*** Opening RECORDS FOR PROCESSING ***

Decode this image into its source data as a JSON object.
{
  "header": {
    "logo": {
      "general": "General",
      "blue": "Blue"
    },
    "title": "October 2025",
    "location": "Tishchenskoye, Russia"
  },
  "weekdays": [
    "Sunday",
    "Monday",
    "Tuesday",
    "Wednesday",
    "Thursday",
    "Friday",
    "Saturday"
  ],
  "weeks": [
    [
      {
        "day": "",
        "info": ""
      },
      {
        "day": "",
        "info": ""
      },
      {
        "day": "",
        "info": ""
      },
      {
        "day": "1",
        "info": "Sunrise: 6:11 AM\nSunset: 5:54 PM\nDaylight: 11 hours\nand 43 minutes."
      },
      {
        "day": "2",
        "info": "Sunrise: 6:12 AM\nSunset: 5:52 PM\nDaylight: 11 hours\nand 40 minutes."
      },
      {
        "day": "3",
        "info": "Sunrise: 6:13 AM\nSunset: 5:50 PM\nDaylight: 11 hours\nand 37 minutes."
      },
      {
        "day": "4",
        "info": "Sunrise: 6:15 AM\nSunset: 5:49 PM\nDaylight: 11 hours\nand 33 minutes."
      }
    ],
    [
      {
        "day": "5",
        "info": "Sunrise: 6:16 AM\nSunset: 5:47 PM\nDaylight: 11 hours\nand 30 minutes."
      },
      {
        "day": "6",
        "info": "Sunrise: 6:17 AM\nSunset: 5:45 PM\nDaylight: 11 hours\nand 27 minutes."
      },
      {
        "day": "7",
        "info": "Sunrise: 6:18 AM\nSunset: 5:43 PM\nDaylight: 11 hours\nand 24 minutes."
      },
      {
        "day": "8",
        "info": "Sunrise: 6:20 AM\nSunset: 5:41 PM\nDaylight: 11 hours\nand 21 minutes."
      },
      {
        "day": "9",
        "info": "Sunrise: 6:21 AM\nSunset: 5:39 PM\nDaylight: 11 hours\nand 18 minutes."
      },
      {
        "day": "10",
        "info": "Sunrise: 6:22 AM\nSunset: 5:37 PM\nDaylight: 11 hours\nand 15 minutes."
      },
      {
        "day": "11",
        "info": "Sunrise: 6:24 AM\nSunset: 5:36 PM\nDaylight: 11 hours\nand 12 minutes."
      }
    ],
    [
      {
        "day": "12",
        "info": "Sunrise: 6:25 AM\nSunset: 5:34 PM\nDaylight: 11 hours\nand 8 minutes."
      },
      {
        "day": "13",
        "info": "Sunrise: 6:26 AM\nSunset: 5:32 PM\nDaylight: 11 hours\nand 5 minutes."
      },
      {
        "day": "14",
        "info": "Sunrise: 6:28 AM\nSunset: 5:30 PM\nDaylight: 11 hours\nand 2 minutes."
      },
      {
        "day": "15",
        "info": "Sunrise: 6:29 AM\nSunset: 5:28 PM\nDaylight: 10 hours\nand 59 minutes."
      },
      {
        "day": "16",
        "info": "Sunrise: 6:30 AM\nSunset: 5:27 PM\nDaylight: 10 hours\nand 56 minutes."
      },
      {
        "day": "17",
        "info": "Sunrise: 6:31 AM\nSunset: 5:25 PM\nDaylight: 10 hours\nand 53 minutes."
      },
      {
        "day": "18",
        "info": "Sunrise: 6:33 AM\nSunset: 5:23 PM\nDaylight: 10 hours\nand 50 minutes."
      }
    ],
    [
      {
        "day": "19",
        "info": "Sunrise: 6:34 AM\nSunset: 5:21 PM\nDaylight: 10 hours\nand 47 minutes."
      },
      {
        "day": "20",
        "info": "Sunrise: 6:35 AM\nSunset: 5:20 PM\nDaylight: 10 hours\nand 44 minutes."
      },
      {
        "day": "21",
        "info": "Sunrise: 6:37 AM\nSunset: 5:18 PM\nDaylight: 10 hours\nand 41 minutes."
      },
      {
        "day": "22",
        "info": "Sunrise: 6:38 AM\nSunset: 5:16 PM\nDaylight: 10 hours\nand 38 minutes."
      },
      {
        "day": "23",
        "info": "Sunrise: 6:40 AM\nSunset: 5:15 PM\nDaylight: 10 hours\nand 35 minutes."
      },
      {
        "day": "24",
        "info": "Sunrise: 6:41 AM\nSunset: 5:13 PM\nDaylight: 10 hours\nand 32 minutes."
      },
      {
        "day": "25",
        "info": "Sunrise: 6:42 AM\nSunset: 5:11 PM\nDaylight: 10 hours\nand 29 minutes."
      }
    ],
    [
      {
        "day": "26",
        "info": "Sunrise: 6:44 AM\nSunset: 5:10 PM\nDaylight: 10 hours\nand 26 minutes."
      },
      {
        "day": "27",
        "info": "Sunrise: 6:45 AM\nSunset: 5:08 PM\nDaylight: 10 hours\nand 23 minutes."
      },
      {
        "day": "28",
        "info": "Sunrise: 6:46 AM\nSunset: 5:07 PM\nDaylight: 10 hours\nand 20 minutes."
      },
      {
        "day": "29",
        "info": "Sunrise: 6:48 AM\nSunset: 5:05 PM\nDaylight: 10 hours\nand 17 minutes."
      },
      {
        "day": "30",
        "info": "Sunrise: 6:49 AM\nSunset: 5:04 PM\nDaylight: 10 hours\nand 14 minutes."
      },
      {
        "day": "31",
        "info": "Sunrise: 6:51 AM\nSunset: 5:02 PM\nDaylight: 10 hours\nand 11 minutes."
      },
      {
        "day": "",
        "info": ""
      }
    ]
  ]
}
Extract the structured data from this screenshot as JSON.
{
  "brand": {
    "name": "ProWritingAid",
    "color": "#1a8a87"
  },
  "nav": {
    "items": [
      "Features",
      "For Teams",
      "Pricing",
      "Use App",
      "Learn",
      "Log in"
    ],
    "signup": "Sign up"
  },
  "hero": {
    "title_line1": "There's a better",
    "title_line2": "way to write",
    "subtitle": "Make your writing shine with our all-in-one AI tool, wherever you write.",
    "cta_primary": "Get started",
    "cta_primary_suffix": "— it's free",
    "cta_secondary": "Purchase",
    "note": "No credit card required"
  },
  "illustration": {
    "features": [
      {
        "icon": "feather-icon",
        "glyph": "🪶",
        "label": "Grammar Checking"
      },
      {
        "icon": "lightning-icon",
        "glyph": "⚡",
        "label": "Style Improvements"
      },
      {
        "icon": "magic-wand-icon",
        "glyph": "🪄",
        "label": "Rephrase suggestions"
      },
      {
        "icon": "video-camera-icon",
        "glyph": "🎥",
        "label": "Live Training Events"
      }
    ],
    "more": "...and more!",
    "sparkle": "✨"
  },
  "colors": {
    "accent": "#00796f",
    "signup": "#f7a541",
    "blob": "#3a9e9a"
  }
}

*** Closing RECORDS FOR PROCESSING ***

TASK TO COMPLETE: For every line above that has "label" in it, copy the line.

SOLVED PROBLEM:
        "label": "Grammar Checking"
        "label": "Style Improvements"
        "label": "Rephrase suggestions"
        "label": "Live Training Events"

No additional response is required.